→ **Work task**
Would you copy each line of the records that includes the word "kind"?
◆ ◆ ◆
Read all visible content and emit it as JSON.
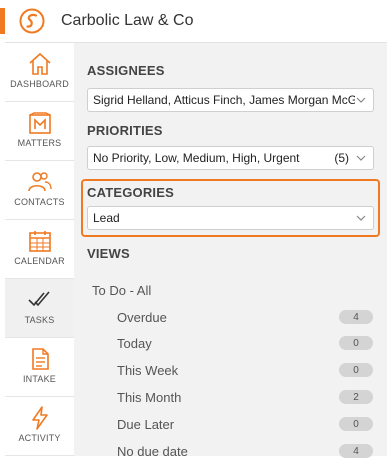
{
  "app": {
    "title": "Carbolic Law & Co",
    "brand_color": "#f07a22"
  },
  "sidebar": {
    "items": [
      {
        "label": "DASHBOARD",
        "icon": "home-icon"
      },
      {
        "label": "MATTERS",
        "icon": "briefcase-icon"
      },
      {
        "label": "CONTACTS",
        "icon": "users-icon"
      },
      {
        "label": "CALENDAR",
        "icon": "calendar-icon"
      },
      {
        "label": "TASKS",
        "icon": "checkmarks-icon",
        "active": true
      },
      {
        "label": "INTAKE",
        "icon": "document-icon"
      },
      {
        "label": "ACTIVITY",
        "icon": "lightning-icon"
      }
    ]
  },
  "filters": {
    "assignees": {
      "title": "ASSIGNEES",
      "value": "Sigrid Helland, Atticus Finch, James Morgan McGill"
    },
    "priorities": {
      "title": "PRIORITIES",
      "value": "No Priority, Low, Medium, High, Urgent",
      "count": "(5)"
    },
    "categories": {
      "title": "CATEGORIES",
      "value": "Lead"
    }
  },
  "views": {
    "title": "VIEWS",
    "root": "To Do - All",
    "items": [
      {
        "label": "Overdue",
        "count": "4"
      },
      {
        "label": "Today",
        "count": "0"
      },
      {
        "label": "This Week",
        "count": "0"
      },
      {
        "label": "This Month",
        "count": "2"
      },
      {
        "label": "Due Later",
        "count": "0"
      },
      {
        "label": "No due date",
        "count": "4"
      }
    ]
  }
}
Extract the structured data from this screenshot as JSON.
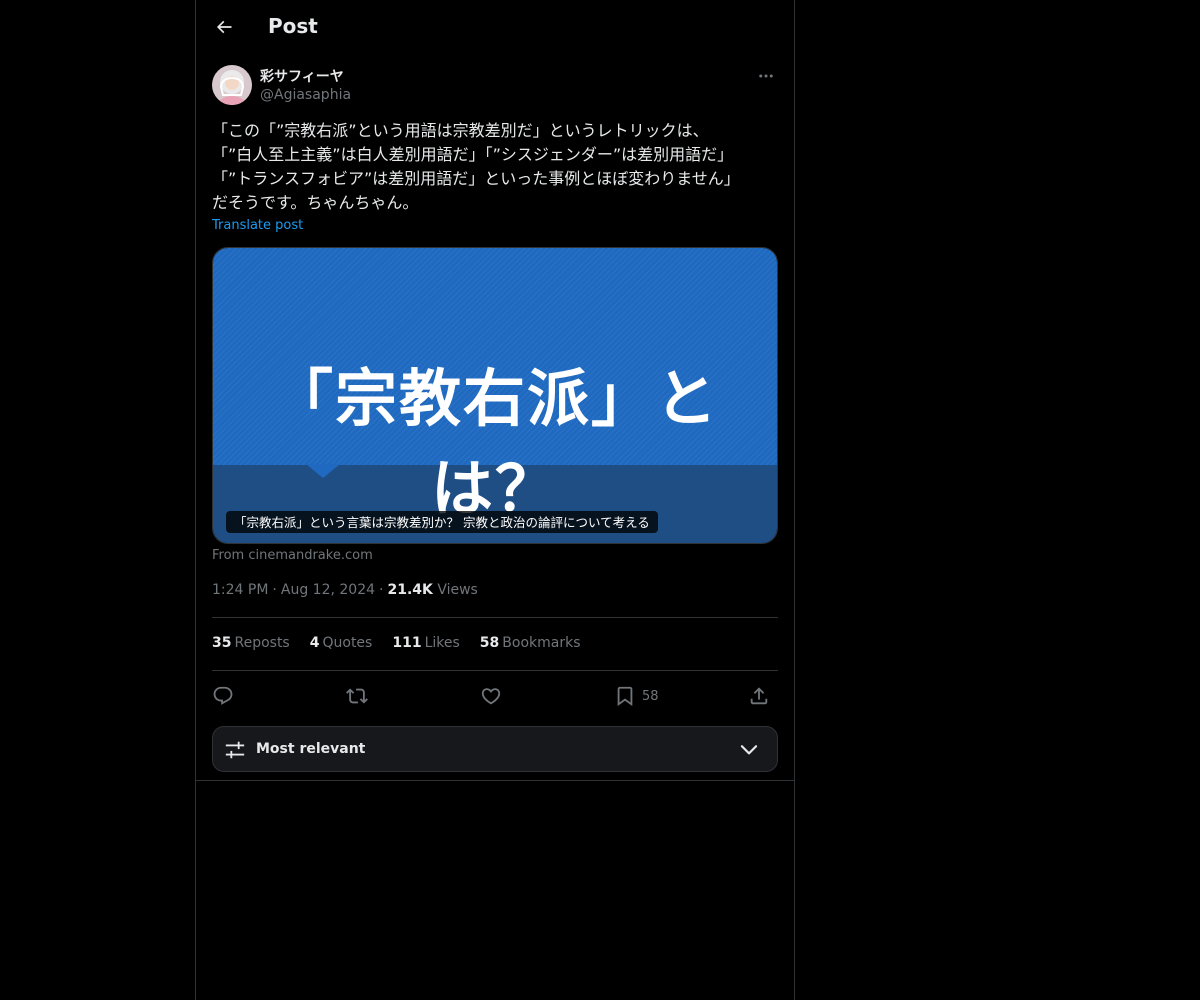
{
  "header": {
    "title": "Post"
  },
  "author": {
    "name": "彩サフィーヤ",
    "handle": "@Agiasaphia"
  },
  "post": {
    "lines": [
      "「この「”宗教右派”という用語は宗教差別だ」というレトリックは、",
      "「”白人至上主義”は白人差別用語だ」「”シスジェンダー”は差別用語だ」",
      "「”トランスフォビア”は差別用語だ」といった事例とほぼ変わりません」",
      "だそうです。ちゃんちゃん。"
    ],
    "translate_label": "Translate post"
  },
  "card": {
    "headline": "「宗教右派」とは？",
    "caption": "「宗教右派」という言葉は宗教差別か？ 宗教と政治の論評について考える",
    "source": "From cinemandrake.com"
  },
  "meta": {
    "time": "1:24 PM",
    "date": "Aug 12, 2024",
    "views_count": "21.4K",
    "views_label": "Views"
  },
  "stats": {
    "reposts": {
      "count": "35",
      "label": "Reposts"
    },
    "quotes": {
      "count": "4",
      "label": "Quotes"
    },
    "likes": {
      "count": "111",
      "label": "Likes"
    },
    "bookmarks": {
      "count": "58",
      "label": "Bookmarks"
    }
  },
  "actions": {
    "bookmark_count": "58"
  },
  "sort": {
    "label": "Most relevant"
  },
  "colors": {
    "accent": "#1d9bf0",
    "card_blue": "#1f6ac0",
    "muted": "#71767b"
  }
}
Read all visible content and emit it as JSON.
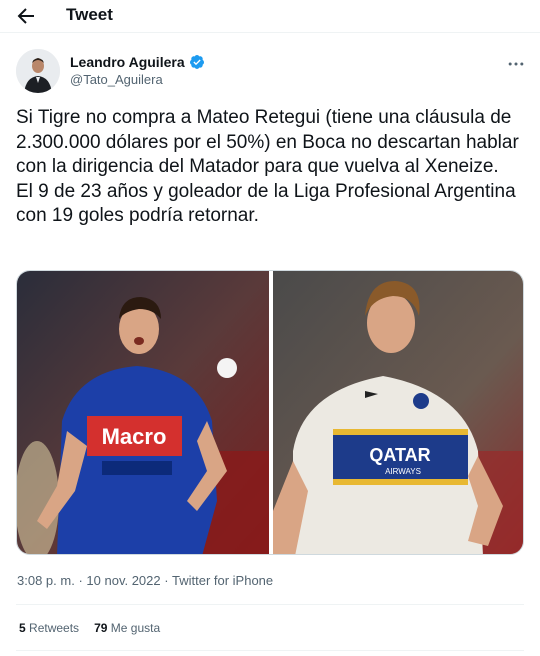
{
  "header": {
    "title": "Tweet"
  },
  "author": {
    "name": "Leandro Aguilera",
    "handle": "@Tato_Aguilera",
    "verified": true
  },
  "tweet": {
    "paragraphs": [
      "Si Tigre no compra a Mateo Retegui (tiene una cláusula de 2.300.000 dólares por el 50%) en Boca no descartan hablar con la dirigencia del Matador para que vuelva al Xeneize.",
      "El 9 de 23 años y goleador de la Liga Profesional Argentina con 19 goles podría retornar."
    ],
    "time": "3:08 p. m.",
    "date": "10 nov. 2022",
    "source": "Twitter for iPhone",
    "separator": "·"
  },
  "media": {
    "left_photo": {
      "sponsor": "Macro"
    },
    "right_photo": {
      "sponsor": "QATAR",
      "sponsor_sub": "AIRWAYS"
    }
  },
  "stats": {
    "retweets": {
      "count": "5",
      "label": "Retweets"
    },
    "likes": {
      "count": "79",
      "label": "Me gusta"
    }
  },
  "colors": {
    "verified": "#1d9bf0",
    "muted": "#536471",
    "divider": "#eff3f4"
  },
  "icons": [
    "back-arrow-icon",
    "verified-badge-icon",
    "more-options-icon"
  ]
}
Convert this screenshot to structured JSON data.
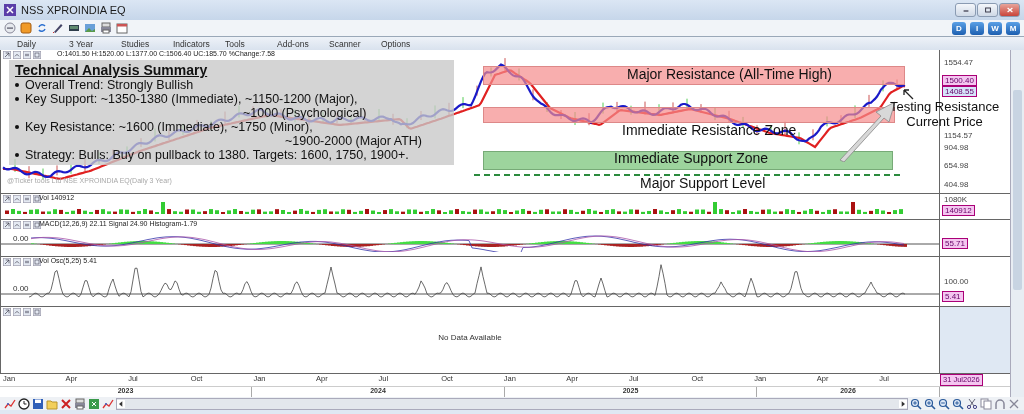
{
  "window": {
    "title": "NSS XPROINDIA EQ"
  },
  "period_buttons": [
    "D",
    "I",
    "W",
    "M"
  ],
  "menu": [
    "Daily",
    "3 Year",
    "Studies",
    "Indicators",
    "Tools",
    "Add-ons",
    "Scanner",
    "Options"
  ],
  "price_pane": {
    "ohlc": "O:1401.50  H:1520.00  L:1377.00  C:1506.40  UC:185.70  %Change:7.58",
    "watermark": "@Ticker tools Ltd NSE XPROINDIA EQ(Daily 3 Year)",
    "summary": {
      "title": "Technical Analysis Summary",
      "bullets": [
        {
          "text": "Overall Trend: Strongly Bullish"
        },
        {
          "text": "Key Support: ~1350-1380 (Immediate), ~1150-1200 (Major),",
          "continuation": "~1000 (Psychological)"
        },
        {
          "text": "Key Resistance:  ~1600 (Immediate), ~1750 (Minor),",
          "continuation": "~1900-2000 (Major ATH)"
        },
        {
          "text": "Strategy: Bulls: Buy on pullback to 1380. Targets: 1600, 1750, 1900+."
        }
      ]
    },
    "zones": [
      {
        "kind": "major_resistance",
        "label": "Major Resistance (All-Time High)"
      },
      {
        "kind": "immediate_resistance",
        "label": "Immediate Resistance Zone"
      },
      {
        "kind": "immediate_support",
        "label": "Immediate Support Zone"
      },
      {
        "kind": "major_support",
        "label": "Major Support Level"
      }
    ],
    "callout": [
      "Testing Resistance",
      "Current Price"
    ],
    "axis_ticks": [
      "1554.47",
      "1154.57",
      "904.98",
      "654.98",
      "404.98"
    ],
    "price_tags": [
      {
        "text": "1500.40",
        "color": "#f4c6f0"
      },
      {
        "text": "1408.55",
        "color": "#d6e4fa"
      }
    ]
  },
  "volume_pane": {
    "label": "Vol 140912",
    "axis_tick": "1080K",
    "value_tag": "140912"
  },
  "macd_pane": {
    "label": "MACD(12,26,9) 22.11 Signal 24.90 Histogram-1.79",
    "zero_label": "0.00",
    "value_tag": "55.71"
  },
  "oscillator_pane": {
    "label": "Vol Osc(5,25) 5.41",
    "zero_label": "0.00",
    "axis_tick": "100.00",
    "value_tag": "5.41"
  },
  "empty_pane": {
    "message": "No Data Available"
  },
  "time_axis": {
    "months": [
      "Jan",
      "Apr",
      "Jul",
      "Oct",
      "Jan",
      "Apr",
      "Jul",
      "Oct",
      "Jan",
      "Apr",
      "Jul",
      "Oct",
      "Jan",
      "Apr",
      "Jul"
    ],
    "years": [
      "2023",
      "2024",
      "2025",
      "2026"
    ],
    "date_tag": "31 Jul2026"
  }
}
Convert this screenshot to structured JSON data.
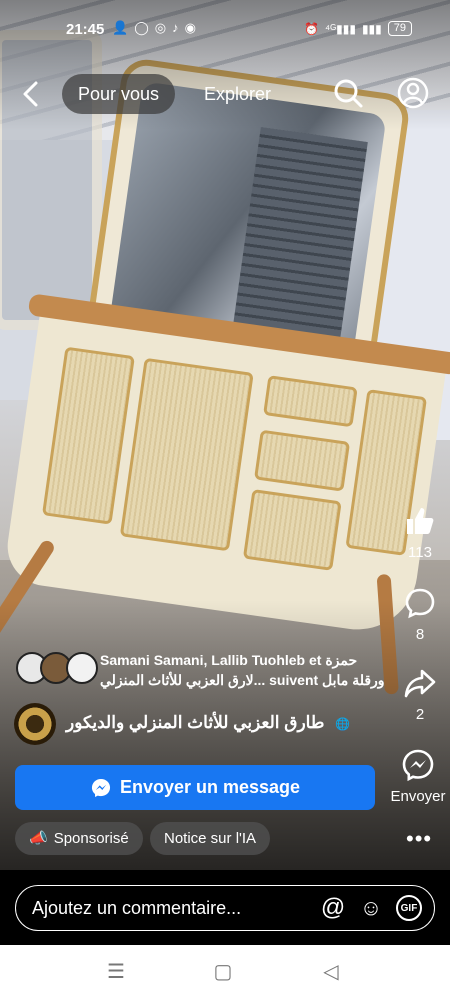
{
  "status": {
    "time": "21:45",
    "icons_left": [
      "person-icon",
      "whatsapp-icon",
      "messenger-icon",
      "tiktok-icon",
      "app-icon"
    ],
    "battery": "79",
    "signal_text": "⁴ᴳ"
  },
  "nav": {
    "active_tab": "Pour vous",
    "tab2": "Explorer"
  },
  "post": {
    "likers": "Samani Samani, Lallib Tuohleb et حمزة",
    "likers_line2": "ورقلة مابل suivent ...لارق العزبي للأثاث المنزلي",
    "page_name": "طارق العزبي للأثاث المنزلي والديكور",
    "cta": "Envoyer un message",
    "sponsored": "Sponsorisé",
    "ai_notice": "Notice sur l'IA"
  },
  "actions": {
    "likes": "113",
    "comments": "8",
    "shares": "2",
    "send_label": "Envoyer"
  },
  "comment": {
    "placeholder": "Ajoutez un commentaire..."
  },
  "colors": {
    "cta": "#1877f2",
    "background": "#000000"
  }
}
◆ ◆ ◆
→ **Completed task**
        "kind": "major_resistance",
        "kind": "immediate_resistance",
        "kind": "immediate_support",
        "kind": "major_support",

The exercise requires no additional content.